▶ [Exercise requirements]:
Please report how many lines in the records below contain "name". Reply with the number alone.

▶ [Source records]:

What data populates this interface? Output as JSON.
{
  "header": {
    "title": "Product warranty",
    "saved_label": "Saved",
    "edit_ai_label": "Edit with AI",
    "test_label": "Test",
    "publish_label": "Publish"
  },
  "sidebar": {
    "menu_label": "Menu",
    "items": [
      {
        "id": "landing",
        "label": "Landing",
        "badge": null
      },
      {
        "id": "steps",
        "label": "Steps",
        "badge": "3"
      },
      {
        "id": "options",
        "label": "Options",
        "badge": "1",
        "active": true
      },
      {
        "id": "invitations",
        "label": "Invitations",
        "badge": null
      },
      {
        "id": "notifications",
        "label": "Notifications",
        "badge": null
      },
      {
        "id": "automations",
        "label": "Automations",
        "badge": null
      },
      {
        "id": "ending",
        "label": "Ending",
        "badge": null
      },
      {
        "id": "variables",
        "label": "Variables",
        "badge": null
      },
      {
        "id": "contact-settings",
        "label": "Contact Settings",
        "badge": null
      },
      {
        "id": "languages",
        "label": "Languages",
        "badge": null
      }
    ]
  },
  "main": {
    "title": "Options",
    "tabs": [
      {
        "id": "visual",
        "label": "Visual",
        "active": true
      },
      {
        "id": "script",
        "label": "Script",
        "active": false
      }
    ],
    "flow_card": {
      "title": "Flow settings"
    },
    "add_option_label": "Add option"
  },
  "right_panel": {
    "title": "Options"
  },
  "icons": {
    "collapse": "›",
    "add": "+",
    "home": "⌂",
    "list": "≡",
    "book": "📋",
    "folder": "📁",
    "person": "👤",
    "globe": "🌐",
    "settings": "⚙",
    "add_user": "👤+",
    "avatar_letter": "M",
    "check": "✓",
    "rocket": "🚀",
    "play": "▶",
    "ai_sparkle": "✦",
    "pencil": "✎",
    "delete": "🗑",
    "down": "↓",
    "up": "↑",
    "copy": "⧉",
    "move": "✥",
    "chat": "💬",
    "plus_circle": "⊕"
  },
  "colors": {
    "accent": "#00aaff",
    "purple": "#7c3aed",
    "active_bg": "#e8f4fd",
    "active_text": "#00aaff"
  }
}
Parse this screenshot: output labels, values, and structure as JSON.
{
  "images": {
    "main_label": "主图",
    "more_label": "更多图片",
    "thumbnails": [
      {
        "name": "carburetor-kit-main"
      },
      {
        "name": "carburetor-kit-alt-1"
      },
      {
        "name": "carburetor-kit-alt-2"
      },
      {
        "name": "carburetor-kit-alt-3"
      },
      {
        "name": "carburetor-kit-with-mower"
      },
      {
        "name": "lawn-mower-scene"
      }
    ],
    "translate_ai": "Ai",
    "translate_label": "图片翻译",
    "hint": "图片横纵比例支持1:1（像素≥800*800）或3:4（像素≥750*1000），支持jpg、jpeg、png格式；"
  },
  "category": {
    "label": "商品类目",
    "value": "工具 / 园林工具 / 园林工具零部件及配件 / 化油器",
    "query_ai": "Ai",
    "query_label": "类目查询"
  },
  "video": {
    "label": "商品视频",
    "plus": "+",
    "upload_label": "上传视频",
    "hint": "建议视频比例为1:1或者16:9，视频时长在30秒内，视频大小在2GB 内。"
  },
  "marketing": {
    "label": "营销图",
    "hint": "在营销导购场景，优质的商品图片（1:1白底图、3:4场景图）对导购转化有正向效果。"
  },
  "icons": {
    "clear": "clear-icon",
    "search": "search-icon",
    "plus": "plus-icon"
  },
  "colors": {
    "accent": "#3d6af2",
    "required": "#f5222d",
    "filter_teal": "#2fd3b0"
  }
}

▶ [Solution to this task]:
6